As the sun set to make way for nighttime and the stars, thousands gathered on the National Mall in the District on both Friday and Saturday, July 19 and 20 to view images from the Apollo 11 mission, projected onto the Washington Monument — part of a worldwide celebration of the 50th anniversary of the first landing on the moon.
On Saturday morning, July 20 at Spacefest in the American Museum of Natural History’s Rose Center for Earth and Space, pint-sized visitors, decades away from being born when Apollo 11 touched down on the moon’s surface in 1969, swarmed the AMNH, along with their parents struggling to keep up, as they all enjoyed educational, fun-filled family-friendly presentations, performances and hands-on activities about the wonders of the moon, Mars and beyond.
Meanwhile, later Saturday evening, an adult-focused, celebrity-filled fete awaited those fortunate enough to garner a ticket took place at the Kennedy with the National Symphony Orchestra (NSO) and NASA joining forces for an unforgettable, expertly-crafted presentation that titillated the senses.
Heavy hitters like Herbie Hancock and Pharrell Williams teamed up with the NSO, while a stream of archival video footage, well-edited and impactful, cast images of the moon, the Earth and exciting process which Americans alive back in 1969 eagerly watched from their black-and-white televisions from their living rooms and dens. Williams may have even stolen the show when he reeled in the audience with his award-winning song, “Freedom.”
Actor LeVar Burton, not to be outdone, along with other TV personalities including Meredith Vieira and Mark Savage, brought dramatic emphasis in their reading of excerpts from author Arthur C. Clarke and John F. Kennedy. In his stead, the son and granddaughter of Neil Armstrong, Mark and Kali, belted out a song, “Flight of the Fancy,” while the screen showcased scenes of their family flying toy planes.
When Michael Collins, one of the three astronauts from the 1969 mission, took the stage, a storm of applause awaited him, visibly moving the 88-year-old as he uttered, “It’s nice to be here. It’s nice to be anywhere,” before delivering comments he’d shared in September 1969 with members of Congress — remarks that brought as much relevance and power to today’s listeners as they did 50 years ago.
For the Record

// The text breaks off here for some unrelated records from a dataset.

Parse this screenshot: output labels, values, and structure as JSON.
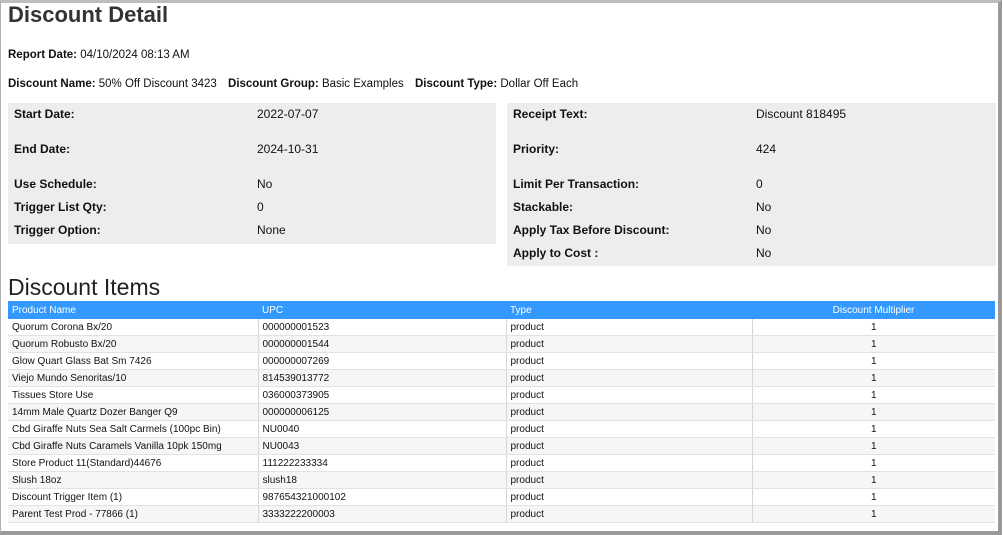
{
  "header": {
    "title": "Discount Detail"
  },
  "report": {
    "date_label": "Report Date:",
    "date_value": "04/10/2024 08:13 AM"
  },
  "summary": {
    "name_label": "Discount Name:",
    "name_value": "50% Off Discount 3423",
    "group_label": "Discount Group:",
    "group_value": "Basic Examples",
    "type_label": "Discount Type:",
    "type_value": "Dollar Off Each"
  },
  "left_panel": [
    {
      "label": "Start Date:",
      "value": "2022-07-07"
    },
    {
      "label": "End Date:",
      "value": "2024-10-31"
    },
    {
      "label": "Use Schedule:",
      "value": "No"
    },
    {
      "label": "Trigger List Qty:",
      "value": "0"
    },
    {
      "label": "Trigger Option:",
      "value": "None"
    }
  ],
  "right_panel": [
    {
      "label": "Receipt Text:",
      "value": "Discount 818495"
    },
    {
      "label": "Priority:",
      "value": "424"
    },
    {
      "label": "Limit Per Transaction:",
      "value": "0"
    },
    {
      "label": "Stackable:",
      "value": "No"
    },
    {
      "label": "Apply Tax Before Discount:",
      "value": "No"
    },
    {
      "label": "Apply to Cost :",
      "value": "No"
    }
  ],
  "items": {
    "title": "Discount Items",
    "columns": [
      "Product Name",
      "UPC",
      "Type",
      "Discount Multiplier"
    ],
    "rows": [
      [
        "Quorum Corona Bx/20",
        "000000001523",
        "product",
        "1"
      ],
      [
        "Quorum Robusto Bx/20",
        "000000001544",
        "product",
        "1"
      ],
      [
        "Glow Quart Glass Bat Sm 7426",
        "000000007269",
        "product",
        "1"
      ],
      [
        "Viejo Mundo Senoritas/10",
        "814539013772",
        "product",
        "1"
      ],
      [
        "Tissues Store Use",
        "036000373905",
        "product",
        "1"
      ],
      [
        "14mm Male Quartz Dozer Banger Q9",
        "000000006125",
        "product",
        "1"
      ],
      [
        "Cbd Giraffe Nuts Sea Salt Carmels (100pc Bin)",
        "NU0040",
        "product",
        "1"
      ],
      [
        "Cbd Giraffe Nuts  Caramels Vanilla 10pk 150mg",
        "NU0043",
        "product",
        "1"
      ],
      [
        "Store Product 11(Standard)44676",
        "111222233334",
        "product",
        "1"
      ],
      [
        "Slush 18oz",
        "slush18",
        "product",
        "1"
      ],
      [
        "Discount Trigger Item (1)",
        "987654321000102",
        "product",
        "1"
      ],
      [
        "Parent Test Prod - 77866 (1)",
        "3333222200003",
        "product",
        "1"
      ]
    ]
  },
  "colors": {
    "table_header": "#3399ff",
    "panel_bg": "#ededed"
  }
}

Apollo 11 was the spaceflight that first landed humans on the moon. Commander Neil Armstrong and lunar module pilot Buzz Aldrin formed the American crew that landed the Apollo Lunar Module Eagle. Armstrong became the first person to step onto the lunar surface. Aldrin joined him shortly thereafter where they spent just over two hours together outside the spacecraft and collected lunar material to bring back to Earth. Michael Collins flew the command module Columbia solo in lunar orbit while they were on the moon’s surface.
In total, Armstrong and Aldrin spent close to 22 hours on the lunar surface at a site they named Tranquility Base before lifting off to rejoin Columbia in lunar orbit. They returned to Earth and splashed down in the Pacific Ocean on July 24 after more than eight days in space.

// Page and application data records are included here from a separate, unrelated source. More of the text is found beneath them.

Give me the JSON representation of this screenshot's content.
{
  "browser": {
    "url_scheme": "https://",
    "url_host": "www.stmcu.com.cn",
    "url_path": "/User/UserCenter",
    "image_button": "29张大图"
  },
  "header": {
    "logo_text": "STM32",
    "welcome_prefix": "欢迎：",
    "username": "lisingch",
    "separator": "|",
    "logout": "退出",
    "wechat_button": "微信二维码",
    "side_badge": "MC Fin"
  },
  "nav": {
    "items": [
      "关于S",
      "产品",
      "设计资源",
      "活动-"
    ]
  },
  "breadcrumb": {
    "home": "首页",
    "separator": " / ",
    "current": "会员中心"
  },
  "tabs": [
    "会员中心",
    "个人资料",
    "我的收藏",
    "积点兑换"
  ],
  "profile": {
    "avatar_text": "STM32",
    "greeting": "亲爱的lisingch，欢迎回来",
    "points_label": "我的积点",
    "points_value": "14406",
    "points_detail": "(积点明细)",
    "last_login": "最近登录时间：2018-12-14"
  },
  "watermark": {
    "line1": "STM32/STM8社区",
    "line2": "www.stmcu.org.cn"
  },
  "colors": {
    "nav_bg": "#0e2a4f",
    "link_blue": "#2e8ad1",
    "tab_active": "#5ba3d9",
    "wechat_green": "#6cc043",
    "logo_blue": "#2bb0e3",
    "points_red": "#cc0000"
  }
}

Armstrong’s first step onto the lunar surface was broadcast on live TV to a worldwide audience which he described in the incomparable phrase as “one small step for man, one giant leap for mankind.”
In many ways, Apollo 11 served as the postscript to the Space Race as it fulfilled President John F. Kennedy’s national goal in 1961: “Before this decade is out, of landing a man on the moon and returning him safely to the Earth.”

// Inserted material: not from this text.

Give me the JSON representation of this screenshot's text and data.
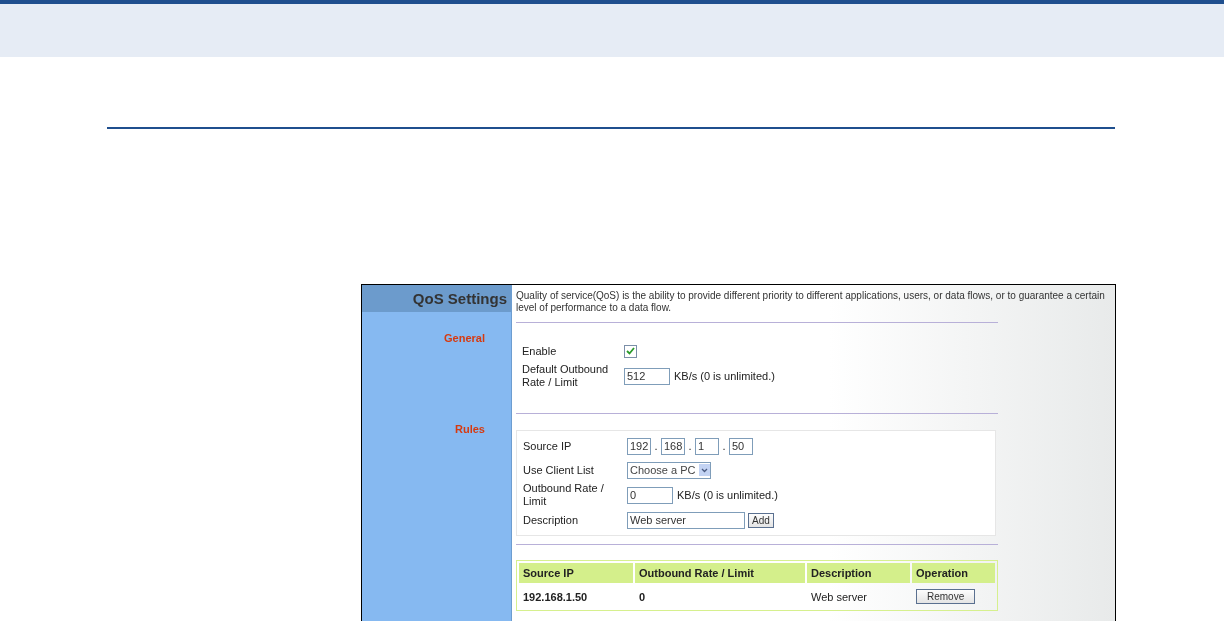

The landing also allowed America to best its most powerful enemy at that time, the Soviet Union, who, in their collective Cold War rivalry, had made similar attempts to be the first nation to put a man on the moon.
As for the rest of the world, parties took place in elaborate fashion in hotspots from Paris and Barcelona to London and Tokyo.
NASA marked the historic 50th with streamed footage of the launch online — thus providing a whole new generation the opportunity to see the historic moment, watched by half a billion people 50 years ago when upon the landing of the spacecraft on the lunar surface, Apollo 11 Commander Armstrong (who died in 2012 at 82) sent this message both to Earth: “Houston, Tranquility Base here. The Eagle has landed.”